Written by New Zealand-born filmmaker Anthony McCarten — best known for the screenplay he wrote for “The Theory of Everything” — the film is an expertly crafted history lesson that balances the prime minister’s public triumphs and failures with some of his private moments of vulnerability and uncertainty.
While combatting both his political rivals and personal demons, Churchill was faced with disastrous options: negotiate with his German enemies to protect the British people and their land or unite the nation and fight a war with little chance of victory.

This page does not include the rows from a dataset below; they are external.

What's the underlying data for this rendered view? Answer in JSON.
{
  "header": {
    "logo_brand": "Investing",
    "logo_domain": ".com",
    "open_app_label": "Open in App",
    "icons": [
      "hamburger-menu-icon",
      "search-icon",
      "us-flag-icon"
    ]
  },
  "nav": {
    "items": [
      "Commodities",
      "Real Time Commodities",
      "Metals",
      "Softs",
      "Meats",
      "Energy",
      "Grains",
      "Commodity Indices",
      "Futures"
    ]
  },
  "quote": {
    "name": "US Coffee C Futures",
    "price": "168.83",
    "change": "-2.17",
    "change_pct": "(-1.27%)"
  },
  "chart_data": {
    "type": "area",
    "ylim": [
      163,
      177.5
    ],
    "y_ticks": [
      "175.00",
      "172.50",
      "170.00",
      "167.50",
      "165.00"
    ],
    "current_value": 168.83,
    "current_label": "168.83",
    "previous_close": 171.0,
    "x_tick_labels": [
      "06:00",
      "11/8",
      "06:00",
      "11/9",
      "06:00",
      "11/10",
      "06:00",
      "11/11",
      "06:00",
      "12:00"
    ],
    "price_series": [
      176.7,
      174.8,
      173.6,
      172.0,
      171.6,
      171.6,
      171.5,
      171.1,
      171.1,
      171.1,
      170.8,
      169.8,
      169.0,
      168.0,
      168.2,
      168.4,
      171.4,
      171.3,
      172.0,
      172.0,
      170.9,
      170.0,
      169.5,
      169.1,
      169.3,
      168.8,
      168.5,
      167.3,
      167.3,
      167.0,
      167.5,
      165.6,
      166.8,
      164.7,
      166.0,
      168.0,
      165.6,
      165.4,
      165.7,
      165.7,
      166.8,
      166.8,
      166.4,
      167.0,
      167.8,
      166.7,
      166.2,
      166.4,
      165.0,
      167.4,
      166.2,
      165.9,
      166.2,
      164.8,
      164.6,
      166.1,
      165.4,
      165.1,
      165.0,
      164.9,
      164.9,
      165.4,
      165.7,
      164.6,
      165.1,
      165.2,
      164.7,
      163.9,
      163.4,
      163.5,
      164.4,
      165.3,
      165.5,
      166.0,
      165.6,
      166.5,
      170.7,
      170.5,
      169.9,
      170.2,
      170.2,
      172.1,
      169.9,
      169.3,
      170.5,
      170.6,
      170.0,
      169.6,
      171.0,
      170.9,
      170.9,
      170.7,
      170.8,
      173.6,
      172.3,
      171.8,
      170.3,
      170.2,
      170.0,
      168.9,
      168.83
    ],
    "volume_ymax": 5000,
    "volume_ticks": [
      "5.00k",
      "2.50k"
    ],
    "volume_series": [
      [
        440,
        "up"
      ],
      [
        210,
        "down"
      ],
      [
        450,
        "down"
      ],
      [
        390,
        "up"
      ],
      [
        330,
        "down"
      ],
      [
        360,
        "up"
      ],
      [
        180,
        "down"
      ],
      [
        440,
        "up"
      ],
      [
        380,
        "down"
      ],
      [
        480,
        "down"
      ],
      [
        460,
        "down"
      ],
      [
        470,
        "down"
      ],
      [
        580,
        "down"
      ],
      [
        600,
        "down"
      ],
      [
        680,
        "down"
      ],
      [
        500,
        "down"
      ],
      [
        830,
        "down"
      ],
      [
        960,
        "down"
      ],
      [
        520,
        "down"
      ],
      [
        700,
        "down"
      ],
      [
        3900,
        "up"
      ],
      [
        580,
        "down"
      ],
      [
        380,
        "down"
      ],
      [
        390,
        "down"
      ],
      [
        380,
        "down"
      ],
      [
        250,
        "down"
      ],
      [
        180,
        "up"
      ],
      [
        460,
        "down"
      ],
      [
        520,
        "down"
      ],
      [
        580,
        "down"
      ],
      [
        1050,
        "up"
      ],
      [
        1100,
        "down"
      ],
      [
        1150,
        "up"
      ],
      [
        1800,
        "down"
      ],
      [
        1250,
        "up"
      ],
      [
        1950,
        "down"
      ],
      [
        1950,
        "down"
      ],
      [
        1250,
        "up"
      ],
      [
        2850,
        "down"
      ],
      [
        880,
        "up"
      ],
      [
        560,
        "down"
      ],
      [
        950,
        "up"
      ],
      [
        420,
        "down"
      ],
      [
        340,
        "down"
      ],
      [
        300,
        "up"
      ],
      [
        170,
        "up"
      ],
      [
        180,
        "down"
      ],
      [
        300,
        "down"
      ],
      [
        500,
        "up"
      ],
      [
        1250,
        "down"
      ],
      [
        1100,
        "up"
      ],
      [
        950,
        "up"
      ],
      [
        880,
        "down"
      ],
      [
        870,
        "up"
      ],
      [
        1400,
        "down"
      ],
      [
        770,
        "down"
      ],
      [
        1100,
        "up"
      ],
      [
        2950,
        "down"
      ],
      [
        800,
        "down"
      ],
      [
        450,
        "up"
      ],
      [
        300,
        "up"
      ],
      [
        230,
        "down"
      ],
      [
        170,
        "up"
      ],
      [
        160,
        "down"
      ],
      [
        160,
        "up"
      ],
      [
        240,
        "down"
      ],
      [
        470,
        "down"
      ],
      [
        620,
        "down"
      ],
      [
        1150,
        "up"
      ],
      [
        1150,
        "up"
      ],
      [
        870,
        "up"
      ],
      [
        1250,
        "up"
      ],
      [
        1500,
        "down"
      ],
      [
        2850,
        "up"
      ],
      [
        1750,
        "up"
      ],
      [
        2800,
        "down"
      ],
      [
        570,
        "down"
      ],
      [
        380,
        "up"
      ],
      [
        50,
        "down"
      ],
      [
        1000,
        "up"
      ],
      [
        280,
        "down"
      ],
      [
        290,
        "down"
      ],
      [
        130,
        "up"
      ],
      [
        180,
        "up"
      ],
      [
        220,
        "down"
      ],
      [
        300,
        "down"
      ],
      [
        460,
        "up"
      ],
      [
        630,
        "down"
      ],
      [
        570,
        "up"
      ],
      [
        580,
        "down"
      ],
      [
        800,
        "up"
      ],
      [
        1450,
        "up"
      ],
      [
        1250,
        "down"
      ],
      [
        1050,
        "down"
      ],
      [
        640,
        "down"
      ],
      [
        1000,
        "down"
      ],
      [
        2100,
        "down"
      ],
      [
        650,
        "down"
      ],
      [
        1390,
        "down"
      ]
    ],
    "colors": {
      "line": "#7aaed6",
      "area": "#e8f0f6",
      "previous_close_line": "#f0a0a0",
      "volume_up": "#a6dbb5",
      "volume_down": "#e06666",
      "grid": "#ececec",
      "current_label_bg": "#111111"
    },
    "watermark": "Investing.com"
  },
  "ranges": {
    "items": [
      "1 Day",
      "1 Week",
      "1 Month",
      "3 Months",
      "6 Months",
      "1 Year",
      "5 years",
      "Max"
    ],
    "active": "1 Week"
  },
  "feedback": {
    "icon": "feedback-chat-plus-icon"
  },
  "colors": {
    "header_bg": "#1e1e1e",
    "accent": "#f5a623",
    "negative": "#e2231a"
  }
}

Consistently pictured with a cigar and half-full glass of whiskey in his hand, Gary Oldman performing as Churchill seamlessly masters the icon’s lighthearted, yet fearless, nature.
Within the film’s political scope, Wright emphasizes the importance of Churchill’s personal relationships, most prominently his relationship with his wife, Clementine Churchill, played by Kristin Scott Thomas. Although she only appears in a couple of scenes, her sharp confidence and ironic demeanor complement her husband’s dangerous conviction and boyish charm. When Churchill brought his worries home, his wife was there to advise him and boost his moral: a testament to their truly loving relationship.
The other leading lady of “Darkest Hour” is Elizabeth Layton, the prime minister’s intelligent and soft-spoken personal secretary, who is played by Lily James. Churchill was drawn to Layton’s purity and eagerness, and often relied on her for comfort and advice.
Although they played different roles, these two women in Churchill’s life formed his moral and emotional support during World War II’s most difficult moments. Thomas, James and Oldman work together to masterfully convey the mutual respect that these figures had for one another.
Wright interprets McCarten’s screenplay and the anatomy of each scene with a brilliant and contemporary sense of imagination and cinematography. His pairing of the dark nature of the war with Churchill’s political woes underlines the bleaker aspects of Churchill’s earliest days as prime minister.
For the most part, McCarten rids his screenplay of any dramatization and sick sentimentality as he stays true to history. Although a scene in which Churchill takes a journey on the London Underground so he can stand with the British people and remain mindful of their desires appears to be a romantic invention of the filmmaker, Wright’s active camerawork and direction remains seamlessly cinematic for the remainder of the film.
The balance between the film’s classic and avant-garde style and its deep shadows and bright highlights transports the audience to the era of World War II. The film has several stunning shots thanks to Bruno Delbonnel’s cinematography. One particularly striking sequence consists of an exploding bomb transitioning to the body of a fallen soldier.
“Darkest Hour” gives its audience total and unhindered access to Churchill and his psyche during his tumultuous early days as prime minister, from his solemn moments of self-doubt and the rising tensions in the war cabinet to a private call with U.S. President Franklin Roosevelt.
In “Darkest Hour,” Wright’s Churchill is polished, and his image as a fearless leader is heightened. At the same time, Oldman takes control of his role and humanizes Churchill, giving the audience a chance to re-envision the iconic figure and the legacy he left behind.